**DATA FOR THIS EXERCISE:**

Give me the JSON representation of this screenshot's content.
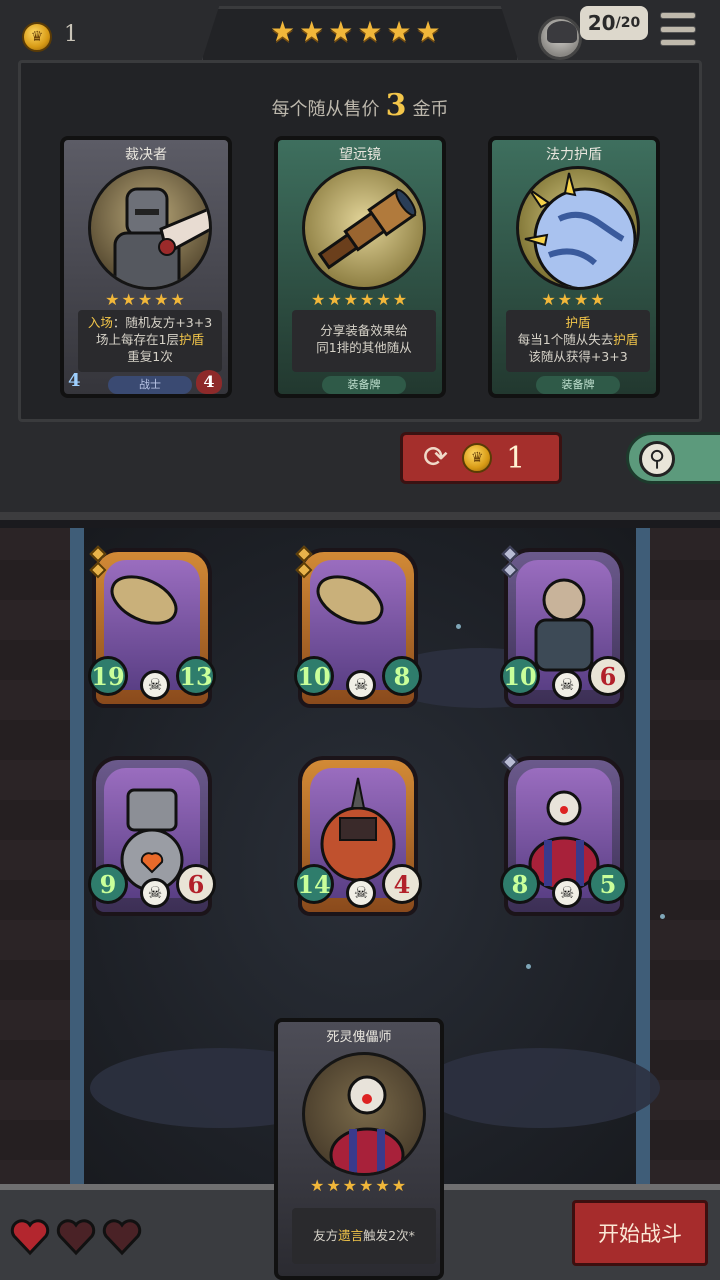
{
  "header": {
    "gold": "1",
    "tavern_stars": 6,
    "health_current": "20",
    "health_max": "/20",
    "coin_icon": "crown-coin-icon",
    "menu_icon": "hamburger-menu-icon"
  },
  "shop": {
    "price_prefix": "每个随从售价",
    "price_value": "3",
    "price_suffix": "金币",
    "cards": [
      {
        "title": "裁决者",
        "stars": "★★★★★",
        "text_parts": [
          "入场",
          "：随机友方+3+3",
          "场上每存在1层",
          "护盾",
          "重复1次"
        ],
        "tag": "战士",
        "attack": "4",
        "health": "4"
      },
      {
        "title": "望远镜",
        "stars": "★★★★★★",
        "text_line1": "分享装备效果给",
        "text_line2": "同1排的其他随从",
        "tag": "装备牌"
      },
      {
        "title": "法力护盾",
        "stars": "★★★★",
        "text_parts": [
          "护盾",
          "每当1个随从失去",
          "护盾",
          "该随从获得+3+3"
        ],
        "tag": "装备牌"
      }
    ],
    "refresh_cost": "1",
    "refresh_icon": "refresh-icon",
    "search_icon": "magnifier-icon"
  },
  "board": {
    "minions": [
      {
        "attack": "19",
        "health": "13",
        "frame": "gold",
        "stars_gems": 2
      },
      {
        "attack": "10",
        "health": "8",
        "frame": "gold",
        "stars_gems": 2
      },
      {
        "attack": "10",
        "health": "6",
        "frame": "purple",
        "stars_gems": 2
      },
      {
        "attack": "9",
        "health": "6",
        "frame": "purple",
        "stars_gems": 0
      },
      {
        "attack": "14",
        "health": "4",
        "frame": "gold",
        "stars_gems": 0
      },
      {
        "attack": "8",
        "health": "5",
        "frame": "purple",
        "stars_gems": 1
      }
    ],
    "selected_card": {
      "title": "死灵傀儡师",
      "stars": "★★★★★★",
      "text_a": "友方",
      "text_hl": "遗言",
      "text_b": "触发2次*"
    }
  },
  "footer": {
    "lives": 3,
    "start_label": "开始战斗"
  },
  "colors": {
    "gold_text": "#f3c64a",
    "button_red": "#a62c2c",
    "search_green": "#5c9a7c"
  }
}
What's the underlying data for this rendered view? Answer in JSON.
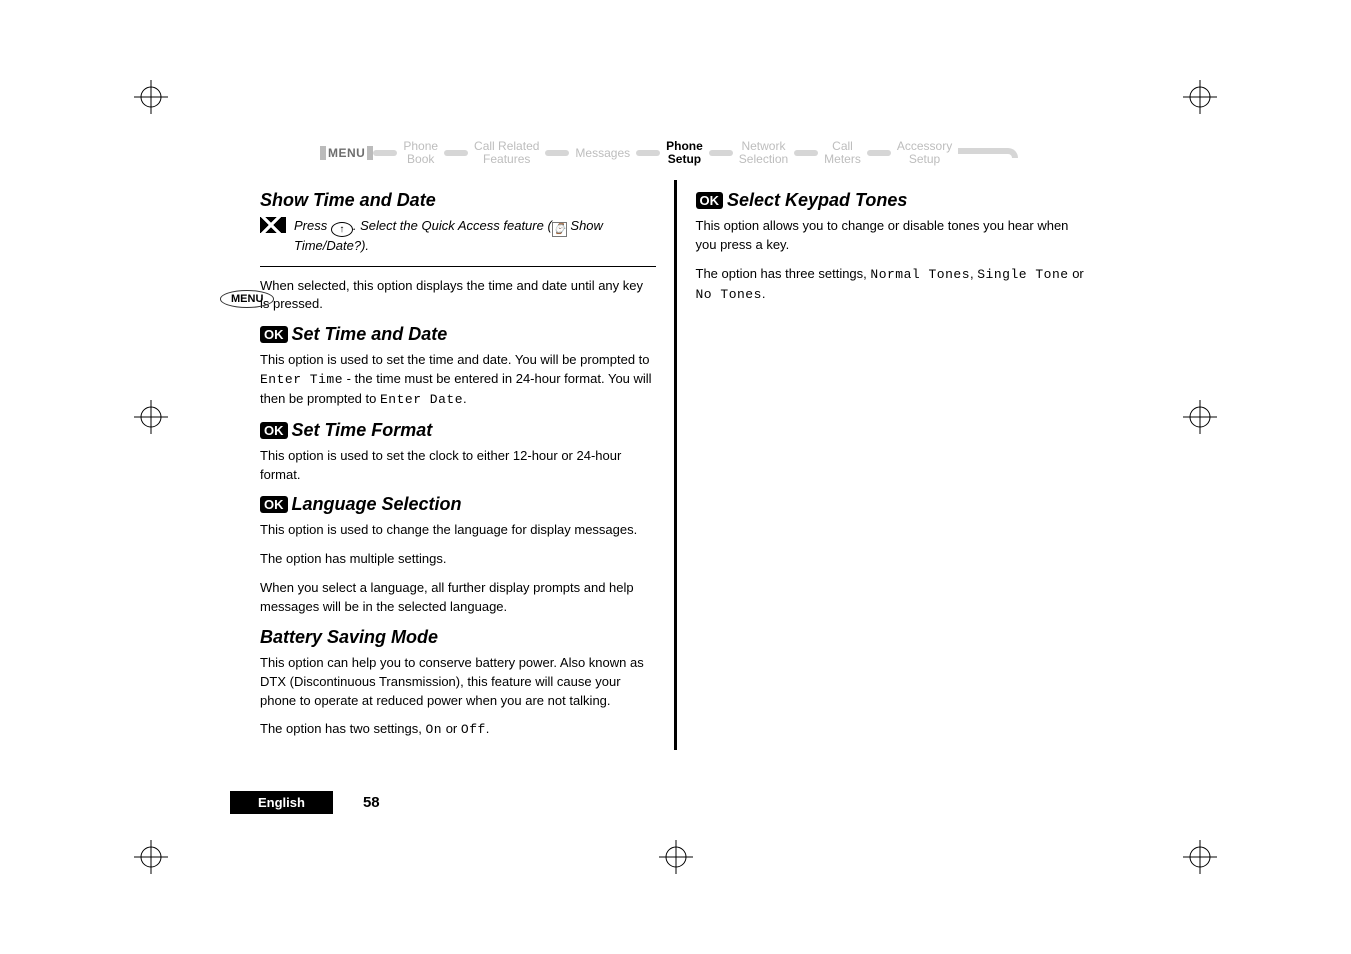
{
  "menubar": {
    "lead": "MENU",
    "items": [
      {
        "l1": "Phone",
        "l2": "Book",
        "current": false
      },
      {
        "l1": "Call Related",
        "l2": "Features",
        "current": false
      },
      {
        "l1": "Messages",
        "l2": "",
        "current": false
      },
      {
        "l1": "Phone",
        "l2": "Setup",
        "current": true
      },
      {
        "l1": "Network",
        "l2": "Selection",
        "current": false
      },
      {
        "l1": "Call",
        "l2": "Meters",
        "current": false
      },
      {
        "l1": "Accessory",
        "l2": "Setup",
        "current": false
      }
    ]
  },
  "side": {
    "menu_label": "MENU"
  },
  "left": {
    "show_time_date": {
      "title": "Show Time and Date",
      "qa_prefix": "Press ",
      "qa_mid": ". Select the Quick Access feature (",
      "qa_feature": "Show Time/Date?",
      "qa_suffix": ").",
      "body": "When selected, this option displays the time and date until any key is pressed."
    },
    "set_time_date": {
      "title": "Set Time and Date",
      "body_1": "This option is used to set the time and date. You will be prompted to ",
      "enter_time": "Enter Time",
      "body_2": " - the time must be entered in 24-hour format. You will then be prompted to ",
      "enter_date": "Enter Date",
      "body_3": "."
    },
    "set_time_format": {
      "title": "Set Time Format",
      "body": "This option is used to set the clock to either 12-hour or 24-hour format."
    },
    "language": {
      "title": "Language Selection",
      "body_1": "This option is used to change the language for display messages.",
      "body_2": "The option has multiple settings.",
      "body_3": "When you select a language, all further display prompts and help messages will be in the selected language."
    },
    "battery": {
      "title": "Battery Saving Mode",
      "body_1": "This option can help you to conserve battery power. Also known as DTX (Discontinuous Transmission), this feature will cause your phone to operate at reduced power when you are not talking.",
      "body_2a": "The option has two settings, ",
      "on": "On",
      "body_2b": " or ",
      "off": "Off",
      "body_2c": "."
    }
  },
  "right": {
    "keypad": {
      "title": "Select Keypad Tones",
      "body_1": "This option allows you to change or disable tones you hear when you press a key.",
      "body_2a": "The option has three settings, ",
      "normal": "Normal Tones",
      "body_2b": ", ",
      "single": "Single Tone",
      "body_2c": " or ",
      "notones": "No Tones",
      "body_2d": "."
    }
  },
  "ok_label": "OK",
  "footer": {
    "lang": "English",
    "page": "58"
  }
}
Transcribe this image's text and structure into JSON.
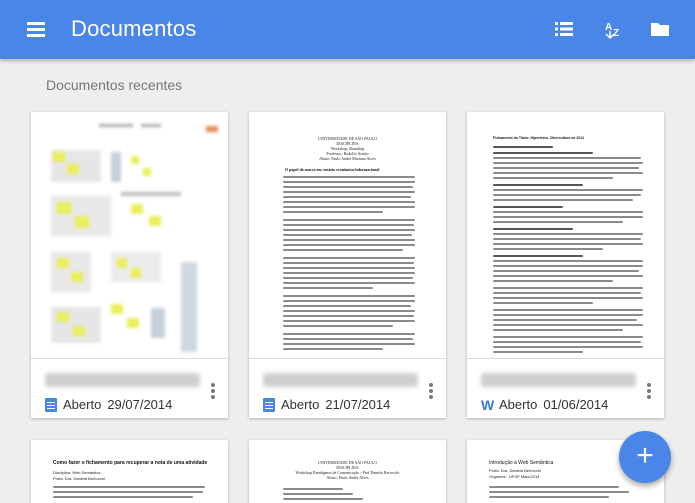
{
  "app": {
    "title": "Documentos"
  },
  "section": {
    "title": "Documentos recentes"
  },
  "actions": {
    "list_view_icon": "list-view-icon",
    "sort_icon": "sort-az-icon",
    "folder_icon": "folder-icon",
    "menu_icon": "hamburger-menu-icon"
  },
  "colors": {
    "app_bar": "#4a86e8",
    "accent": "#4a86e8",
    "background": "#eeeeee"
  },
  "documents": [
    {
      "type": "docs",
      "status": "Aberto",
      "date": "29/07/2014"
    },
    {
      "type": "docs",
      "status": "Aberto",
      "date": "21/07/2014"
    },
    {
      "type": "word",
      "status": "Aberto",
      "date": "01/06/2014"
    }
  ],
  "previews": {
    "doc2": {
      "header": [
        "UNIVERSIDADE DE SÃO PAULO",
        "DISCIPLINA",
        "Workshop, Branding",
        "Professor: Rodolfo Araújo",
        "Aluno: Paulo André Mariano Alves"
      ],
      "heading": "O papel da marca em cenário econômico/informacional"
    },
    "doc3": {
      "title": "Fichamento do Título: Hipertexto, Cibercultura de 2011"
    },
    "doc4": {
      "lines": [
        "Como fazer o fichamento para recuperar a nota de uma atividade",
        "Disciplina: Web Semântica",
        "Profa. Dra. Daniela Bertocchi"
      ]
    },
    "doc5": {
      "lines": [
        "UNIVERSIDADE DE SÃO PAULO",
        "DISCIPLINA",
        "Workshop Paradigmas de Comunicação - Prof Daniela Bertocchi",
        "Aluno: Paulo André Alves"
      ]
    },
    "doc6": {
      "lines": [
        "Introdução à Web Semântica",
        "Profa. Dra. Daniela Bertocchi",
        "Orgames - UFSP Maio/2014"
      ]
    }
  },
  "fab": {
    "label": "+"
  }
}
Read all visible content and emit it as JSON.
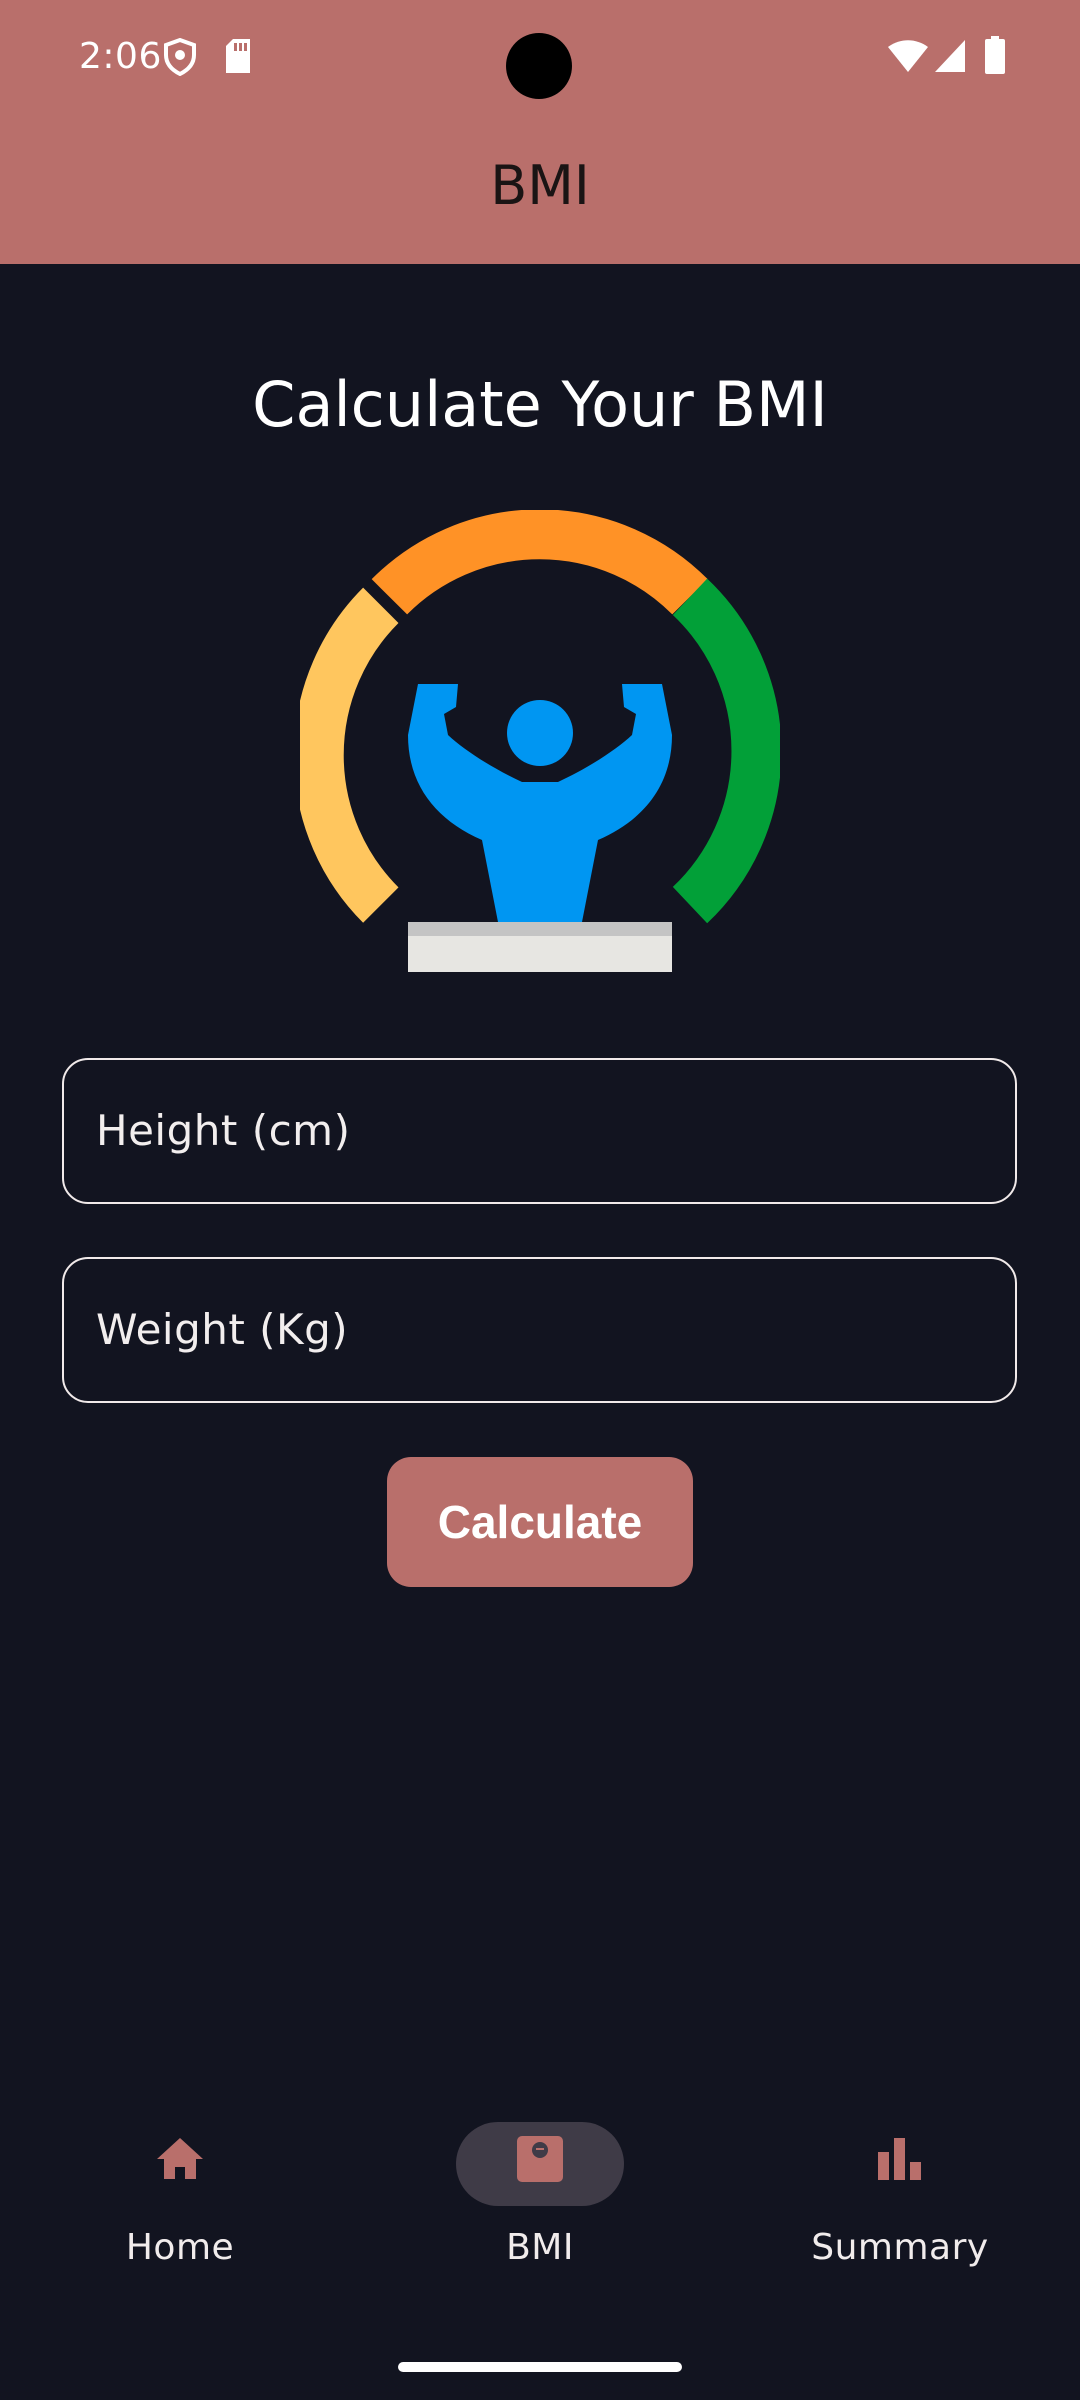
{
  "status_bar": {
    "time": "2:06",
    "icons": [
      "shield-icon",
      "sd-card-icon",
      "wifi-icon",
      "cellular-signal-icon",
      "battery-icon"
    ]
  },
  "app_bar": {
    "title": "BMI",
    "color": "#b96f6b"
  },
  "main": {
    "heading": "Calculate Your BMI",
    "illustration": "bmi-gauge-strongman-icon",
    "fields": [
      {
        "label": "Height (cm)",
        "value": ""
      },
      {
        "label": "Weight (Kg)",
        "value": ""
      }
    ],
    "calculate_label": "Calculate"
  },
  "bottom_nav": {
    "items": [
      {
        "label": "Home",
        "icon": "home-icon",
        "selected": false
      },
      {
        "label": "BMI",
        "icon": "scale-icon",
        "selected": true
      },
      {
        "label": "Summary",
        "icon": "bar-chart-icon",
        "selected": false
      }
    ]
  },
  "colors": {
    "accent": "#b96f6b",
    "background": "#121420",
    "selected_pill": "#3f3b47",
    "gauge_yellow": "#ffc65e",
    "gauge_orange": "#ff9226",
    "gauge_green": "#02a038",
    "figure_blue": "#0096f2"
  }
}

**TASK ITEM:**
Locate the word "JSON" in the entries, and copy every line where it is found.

**TASK RESULT:**
Give me the JSON representation of this screenshot's content.
What's the underlying data for this rendered view? Answer in JSON.
Transcribe this image's text and structure into JSON.
Read all visible content and emit it as JSON.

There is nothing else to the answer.